Restaurateurs Camp Out for ABRA’s Georgetown Licenses

On the evening of April 10, 2014, a number of restaurateurs camped overnight in front of the DC Reeves Municipal Center, waiting to submit applications for the three restaurant licenses and one tavern license which the DC alcohol Beverage Regulation Administration (“ABRA”) made available in the Georgetown Historic District.
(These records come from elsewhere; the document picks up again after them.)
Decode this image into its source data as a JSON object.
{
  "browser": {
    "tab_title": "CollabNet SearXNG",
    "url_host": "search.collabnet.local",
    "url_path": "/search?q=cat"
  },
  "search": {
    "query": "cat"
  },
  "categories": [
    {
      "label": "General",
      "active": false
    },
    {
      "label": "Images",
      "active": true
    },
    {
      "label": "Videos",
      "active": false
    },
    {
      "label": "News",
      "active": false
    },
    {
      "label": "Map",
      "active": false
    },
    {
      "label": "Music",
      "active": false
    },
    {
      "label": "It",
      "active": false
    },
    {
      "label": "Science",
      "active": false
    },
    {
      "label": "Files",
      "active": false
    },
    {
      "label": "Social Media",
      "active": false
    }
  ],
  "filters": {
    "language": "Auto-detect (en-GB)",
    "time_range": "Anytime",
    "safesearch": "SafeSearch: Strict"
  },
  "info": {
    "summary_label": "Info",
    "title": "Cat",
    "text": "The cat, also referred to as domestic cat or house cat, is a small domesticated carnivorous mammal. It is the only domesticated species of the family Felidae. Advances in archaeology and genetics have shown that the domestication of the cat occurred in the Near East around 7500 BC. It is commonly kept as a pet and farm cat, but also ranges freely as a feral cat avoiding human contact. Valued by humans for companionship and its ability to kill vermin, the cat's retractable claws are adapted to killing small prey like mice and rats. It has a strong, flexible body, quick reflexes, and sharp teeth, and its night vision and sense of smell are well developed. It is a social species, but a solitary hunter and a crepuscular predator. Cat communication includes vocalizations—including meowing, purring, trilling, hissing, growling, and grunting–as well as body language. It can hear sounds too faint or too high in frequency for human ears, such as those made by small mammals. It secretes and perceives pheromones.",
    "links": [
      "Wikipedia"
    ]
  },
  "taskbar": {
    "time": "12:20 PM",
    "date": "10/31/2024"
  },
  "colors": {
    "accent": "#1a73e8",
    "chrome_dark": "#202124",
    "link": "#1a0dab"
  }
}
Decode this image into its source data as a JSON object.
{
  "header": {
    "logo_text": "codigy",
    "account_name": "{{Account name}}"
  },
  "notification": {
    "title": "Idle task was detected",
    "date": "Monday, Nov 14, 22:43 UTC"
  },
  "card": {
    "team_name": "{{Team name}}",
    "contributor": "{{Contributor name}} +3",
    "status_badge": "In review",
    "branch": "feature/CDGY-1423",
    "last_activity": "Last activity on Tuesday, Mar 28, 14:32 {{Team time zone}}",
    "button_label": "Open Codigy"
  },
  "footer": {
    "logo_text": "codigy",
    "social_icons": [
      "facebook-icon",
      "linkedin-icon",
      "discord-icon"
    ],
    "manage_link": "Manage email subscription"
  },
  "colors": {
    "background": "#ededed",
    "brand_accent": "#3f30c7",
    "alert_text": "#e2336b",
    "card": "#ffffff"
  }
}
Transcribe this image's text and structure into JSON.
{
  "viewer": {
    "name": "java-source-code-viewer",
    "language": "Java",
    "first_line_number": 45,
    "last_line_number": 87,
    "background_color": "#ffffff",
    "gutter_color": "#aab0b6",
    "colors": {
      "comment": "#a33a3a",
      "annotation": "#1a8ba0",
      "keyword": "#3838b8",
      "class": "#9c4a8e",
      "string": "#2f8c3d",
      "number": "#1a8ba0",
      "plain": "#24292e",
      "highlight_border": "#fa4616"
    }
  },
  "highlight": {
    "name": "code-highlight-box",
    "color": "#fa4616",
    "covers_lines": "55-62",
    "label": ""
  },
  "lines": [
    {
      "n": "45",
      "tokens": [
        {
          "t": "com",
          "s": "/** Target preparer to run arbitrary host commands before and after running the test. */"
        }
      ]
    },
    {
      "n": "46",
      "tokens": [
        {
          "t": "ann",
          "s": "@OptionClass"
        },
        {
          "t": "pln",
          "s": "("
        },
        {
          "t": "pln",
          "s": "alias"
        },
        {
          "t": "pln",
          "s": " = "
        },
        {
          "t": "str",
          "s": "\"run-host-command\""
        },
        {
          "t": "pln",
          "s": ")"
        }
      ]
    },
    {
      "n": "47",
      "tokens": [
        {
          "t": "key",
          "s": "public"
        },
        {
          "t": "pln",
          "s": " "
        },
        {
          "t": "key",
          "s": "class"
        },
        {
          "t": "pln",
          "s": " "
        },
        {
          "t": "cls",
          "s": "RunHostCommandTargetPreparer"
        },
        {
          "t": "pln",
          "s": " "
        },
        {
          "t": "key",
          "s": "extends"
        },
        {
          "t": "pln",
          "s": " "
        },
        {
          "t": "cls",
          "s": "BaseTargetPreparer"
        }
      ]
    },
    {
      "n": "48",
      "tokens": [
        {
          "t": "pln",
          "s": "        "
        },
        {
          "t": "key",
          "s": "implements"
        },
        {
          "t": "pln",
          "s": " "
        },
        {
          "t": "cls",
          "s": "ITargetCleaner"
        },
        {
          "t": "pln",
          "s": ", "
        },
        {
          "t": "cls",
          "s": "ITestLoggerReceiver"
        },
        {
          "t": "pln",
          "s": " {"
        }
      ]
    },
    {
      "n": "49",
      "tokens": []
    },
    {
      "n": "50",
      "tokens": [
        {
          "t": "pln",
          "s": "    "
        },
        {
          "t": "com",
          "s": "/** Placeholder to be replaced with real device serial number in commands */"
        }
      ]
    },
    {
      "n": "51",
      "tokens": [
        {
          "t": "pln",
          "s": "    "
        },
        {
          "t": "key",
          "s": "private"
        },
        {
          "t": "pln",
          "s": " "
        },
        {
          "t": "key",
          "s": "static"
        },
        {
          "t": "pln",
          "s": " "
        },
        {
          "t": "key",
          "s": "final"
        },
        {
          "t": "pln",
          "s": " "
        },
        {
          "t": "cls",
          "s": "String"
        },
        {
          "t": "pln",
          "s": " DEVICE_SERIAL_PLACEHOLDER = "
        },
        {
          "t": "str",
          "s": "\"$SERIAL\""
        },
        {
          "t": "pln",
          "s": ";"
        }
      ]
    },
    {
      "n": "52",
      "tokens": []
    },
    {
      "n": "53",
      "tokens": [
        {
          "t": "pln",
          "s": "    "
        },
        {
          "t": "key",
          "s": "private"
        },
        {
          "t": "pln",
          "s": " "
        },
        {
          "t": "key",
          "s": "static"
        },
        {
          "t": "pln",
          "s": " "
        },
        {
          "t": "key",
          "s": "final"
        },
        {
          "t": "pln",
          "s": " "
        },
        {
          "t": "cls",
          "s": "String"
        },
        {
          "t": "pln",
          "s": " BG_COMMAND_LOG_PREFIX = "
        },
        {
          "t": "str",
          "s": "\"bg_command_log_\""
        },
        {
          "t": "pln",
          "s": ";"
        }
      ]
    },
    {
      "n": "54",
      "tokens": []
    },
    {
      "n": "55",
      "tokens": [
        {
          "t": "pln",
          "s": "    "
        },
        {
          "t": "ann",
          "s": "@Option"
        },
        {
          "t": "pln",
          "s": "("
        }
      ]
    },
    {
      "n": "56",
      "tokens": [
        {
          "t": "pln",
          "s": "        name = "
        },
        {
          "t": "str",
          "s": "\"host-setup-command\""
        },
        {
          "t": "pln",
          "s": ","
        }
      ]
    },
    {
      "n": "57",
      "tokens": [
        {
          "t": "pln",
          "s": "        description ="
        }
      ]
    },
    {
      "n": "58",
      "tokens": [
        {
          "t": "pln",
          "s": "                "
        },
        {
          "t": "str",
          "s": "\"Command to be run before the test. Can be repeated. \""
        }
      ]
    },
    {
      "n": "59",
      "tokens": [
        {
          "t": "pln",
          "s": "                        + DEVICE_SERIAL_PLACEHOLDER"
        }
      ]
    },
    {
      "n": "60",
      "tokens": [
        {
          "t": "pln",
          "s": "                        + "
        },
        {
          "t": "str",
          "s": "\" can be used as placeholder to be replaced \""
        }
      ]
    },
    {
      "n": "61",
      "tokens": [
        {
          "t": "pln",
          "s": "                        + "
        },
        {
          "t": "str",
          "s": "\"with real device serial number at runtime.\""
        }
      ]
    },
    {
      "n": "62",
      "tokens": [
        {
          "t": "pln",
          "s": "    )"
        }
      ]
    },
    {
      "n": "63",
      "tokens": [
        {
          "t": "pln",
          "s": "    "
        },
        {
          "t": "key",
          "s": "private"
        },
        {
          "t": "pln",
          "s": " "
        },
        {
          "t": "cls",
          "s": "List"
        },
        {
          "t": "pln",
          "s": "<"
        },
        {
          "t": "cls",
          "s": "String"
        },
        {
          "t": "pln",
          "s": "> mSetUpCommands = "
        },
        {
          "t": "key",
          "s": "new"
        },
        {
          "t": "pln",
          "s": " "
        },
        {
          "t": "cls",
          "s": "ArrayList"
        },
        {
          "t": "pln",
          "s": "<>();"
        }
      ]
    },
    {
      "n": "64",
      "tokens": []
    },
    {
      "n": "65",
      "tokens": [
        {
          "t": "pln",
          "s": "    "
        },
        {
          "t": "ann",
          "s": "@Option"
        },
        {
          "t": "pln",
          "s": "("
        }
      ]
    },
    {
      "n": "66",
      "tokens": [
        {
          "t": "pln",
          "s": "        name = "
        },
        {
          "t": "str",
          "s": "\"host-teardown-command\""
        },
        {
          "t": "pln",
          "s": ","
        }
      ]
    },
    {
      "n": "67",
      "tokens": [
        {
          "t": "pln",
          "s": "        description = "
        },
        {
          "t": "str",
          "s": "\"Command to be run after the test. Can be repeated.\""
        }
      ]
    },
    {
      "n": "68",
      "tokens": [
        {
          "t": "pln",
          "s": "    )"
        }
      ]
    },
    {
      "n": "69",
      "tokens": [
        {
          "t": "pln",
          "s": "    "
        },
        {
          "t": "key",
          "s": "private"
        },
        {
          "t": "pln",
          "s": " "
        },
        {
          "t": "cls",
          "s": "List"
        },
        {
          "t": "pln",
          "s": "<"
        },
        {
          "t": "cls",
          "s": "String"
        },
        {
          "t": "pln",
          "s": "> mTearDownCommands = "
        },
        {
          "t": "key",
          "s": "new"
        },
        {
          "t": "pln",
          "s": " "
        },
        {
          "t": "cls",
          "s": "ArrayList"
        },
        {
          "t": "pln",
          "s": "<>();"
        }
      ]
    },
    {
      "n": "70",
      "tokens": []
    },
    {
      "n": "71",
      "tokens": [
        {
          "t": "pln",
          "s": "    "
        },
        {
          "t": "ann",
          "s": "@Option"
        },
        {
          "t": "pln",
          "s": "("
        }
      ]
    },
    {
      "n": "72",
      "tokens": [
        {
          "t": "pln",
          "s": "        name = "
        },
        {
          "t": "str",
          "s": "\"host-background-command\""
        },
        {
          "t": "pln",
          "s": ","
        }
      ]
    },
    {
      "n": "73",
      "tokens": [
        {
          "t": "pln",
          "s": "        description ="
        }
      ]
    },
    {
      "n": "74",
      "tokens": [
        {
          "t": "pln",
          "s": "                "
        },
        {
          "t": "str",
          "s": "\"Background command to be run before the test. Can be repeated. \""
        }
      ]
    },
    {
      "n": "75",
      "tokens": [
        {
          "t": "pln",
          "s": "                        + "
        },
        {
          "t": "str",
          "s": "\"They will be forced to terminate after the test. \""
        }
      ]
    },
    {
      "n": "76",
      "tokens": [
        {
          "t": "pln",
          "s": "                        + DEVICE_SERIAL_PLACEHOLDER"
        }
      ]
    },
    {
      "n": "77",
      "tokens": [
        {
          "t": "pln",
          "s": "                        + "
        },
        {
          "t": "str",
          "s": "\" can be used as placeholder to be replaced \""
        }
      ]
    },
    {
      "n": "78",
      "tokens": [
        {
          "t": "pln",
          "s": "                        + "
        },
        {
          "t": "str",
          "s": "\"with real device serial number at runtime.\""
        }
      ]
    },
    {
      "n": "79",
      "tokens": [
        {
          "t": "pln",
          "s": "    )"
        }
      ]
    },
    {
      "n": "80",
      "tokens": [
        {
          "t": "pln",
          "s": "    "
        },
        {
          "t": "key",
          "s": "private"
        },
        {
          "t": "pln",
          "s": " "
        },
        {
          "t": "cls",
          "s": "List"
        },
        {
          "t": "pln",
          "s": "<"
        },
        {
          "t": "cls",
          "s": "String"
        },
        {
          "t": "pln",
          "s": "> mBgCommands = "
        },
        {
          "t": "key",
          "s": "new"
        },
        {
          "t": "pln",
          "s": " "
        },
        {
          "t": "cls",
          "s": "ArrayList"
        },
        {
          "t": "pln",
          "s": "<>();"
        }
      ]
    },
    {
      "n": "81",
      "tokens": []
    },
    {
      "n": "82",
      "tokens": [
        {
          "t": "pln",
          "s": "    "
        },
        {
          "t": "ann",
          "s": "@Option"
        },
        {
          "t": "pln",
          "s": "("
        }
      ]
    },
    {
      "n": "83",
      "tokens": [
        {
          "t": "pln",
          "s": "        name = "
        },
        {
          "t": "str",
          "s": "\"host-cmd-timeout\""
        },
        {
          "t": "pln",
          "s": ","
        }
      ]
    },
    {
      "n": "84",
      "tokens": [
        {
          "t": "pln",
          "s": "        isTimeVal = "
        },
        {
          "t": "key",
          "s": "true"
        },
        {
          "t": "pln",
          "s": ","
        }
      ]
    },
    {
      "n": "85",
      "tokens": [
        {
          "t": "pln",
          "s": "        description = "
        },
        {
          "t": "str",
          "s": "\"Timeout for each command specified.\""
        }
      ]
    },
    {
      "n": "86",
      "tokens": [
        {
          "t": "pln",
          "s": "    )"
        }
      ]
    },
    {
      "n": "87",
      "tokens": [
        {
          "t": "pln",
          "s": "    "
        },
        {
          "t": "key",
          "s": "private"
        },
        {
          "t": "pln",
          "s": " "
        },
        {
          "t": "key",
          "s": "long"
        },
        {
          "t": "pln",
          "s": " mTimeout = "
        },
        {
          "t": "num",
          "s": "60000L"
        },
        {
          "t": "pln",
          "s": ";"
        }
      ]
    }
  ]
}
The camping was necessary because of ABRA’s “first-come, first-serve” policy for the available licenses.

Here is the list of applicants from ABRA:

  • Restaurant Enterprises, Inc. trading as Smith Point (applied for a tavern license)
  • AN & JM (trade name is TBD) (applied for a restaurant license)
  • FR & LH, LLC (trade name is TBD) (applied for a restaurant license)
  • Ching, LLC trading as So MI (applied for a restaurant license)
  • Luke’s Lobster VIII, LLC trading as Luke’s Lobster (applied for a restaurant license)
  • Georgetown Restaurant Partners, LLC (trade name is TBD) (applied for a restaurant license)
  • Restaurants, LLC trading as Yummi Crawfish and Seafood Restaurant (applied for a restaurant license)
  • Prospect Dining, LLC trading as George (applied for a tavern license)

There has been a moratorium on liquor licenses in the Georgetown Historic District since the 1990s. The number of restaurant licenses has been holding steady at 68, and tavern licenses at 6.

Liquor licenses rarely become available through ABRA in Georgetown. When Gypsy Sally’s recently obtained a tavern license, it had been 20 years since such an opening.

For more information on the licenses, please see here.

ABC Board finds U Street Alcohol Moratorium ‘Not in the Public Interest’

The Alcoholic Beverage Control Board (“Board”) unanimously voted against a petition for a moratorium on the issuance of new liquor licenses in the District’s 14th and U Street corridor.

In December 2012, the Shaw-Dupont Citizens Alliance (“SDCA”) petitioned the Board to impose a moratorium on the issuance of liquor licenses for an area extending 1800 feet in radius from 1211 U Street, N.W.  SDCA claimed that the revitalization occurring on 14th Street had resulted in an over concentration of alcohol licenses which was affecting the quality of life for neighborhood residents.

In May 2013, the Board held a public hearing and heard over three hours of testimony from Advisory Neighborhood Committees (“ANCs”), citizen associations, neighborhood residents, property and business owners.  Notably, all of the ANCs (1B, 2B,2F, 6E) affected by the moratorium voted to oppose the Petition, as did the majority of the witnesses testifying at the hearing.

In rejecting the moratorium, the Board stated that “[it] does not find that the neighborhood suffers from an over concentration of licensed establishments or that additional establishments will adversely affect this area. Rather, there is a revival of economic development that is attracting businesses and residents alike to the U Street Corridor.  Indeed, rising real property values reflect the growing appeal of this neighborhood.”

You can find the Board order here.